- Angle: Fixed industrial stairs should have an angle to the horizontal of between 30 to 50 degrees.
- Treads and Risers: OSHA requires that all stairs have uniform riser heights and tread widths. Risers should be a minimum of 6 inches to a maximum of 7.5 inches, while treads should be a minimum of 10 inches. Open risers are permitted if the opening will not allow a 1-inch diameter sphere to pass through.
- Surface: Stair treads should be slip-resistant and free from any hazardous protrusions.
- Railings and Handrails: Stairs with four or more risers, or that rise more than 30 inches, whichever is less, must have at least one handrail. If the width of the stairway exceeds 44 inches, a handrail on both sides is required. If the stairway is more than 88 inches wide, it should have an intermediate handrail every 44 inches. Handrails must be between 30 and 37 inches high.
- Landings: Where doors or gates open directly on a stairway, a platform must be provided that extends at least 20 inches beyond the swing of the door.
- Vertical Clearance: Vertical clearance above any stair tread to any overhead obstruction should be at least 6 feet, 8 inches.
- Loading: Fixed industrial stairs should be designed to carry a load of 50 pounds per square foot.
- Visibility: To avoid accidents, stairway steps should be distinctly marked and well lit.
- Maintenance: Stairs should be kept in clean, safe condition. They should be free of dangerous objects, debris, and materials that could cause a tripping or slipping hazard.
As always, these are general guidelines and may be different in specific situations or jurisdictions. It’s recommended to check the precise OSHA regulations or consult with a safety professional when designing or inspecting workplace stairs.

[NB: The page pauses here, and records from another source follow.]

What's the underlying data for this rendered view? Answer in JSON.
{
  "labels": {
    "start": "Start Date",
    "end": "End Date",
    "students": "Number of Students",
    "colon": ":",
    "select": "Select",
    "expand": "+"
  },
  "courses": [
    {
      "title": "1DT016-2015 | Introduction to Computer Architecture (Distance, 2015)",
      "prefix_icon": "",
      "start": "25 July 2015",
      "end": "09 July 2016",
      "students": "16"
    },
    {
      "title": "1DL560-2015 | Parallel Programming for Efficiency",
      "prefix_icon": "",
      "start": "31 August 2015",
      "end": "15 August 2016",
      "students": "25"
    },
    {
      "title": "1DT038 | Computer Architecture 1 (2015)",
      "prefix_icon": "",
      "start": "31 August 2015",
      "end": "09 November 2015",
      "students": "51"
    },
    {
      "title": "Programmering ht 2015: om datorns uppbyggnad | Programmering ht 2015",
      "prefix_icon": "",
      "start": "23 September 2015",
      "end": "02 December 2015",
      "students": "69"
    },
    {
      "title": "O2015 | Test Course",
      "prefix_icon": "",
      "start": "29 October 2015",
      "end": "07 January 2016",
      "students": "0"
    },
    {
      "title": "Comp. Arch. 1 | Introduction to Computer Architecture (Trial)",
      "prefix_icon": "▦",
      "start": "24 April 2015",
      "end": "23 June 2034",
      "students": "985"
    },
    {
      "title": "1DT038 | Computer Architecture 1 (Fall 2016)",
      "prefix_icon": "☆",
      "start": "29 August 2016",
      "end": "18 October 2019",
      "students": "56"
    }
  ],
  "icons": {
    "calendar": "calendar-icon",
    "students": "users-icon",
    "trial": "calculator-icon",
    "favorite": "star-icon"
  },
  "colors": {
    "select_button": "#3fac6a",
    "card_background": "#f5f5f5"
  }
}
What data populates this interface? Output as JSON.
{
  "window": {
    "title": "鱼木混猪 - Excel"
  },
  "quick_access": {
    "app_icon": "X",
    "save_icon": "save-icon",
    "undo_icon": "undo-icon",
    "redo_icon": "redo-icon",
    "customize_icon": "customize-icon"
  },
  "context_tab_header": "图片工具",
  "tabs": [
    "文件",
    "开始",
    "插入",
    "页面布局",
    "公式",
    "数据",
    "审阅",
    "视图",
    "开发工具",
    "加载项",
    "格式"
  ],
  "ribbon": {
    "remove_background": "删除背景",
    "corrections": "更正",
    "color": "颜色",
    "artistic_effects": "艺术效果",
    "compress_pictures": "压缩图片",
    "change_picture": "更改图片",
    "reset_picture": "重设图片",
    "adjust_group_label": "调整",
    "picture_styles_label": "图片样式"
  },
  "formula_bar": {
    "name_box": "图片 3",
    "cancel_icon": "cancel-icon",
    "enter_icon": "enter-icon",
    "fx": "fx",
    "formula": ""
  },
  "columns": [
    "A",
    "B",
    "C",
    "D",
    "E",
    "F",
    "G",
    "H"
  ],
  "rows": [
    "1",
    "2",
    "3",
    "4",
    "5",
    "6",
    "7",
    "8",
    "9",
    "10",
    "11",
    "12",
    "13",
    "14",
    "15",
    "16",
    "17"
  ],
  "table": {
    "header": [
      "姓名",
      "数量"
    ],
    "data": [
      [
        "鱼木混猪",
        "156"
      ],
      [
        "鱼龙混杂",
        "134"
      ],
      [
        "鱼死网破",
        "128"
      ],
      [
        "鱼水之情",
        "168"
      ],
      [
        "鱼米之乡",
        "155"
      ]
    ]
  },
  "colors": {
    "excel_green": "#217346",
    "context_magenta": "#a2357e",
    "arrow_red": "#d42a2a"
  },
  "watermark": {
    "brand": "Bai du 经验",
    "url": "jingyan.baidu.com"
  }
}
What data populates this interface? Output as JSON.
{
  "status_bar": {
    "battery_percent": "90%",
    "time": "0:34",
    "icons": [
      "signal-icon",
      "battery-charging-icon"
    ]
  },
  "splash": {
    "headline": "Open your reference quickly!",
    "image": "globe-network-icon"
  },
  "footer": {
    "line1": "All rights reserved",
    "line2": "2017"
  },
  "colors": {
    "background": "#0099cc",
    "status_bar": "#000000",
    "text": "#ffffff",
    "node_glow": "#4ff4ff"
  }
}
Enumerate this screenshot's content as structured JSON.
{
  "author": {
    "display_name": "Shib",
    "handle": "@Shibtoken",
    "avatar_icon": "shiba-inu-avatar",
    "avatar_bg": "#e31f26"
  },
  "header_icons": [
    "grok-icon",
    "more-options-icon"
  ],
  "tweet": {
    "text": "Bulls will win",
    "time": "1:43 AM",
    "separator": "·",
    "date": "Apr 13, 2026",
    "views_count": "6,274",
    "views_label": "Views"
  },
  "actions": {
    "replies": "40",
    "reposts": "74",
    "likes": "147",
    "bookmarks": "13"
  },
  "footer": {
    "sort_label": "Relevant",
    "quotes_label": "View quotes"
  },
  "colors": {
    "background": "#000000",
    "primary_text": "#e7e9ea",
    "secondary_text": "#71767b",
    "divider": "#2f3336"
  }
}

The Americans with Disabilities Act (ADA) and the International Building Code (IBC) have established guidelines and regulations to ensure that residential straight stairs are safe and accessible. Here are some key features for ADA and IBC-compliant residential straight stairs:
- Width: The minimum width for stairways should be 44 inches according to IBC, although this can be reduced to 36 inches in some residential contexts.
- Rise and Run: The maximum riser height should be 7.75 inches, and the minimum tread depth should be 10 inches as per the IBC. ADA does not explicitly mention riser height and tread depth but the goal is to make stairs accessible for all individuals.
- Handrails: Both ADA and IBC require handrails on both sides of the stairs. According to ADA, handrails should be between 34 and 38 inches high, and according to IBC, they should be between 34 and 38 inches high. The handrails should extend beyond the top and bottom of the stairs, and the ends should be rounded or returned smoothly to the floor, wall, or post.
- Stair Landings: Both ADA and IBC require landings at the top and bottom of the stairs. The landing should be at least as wide as the stairway and at least 60 inches long measured in the direction of travel according to ADA. IBC requires the landing length to be a minimum of 36 inches, measured in the direction of travel.
- Stair Nosing: The IBC states that the nosing should not be more than 1.25 inches and not less than 0.75 inches. ADA recommends nosings that are beveled or rounded.
- Visual Contrast: ADA requires stair nosings to be visually contrasted from the rest of the tread to prevent tripping hazards.
- Guards and Balusters: The IBC requires guards to be a minimum of 42 inches high, and openings in balusters should not allow the passage of a 4-inch diameter sphere.
- Accessible Routes: The ADA requires an accessible route to be provided where stairs are present. This may involve installing ramps, lifts, or elevators.
Please note that while these are general guidelines, the specific rules may vary depending on local building codes and the specific requirements of the ADA and IBC. Always consult with a professional or local building authority when designing or evaluating residential straight stairs for compliance.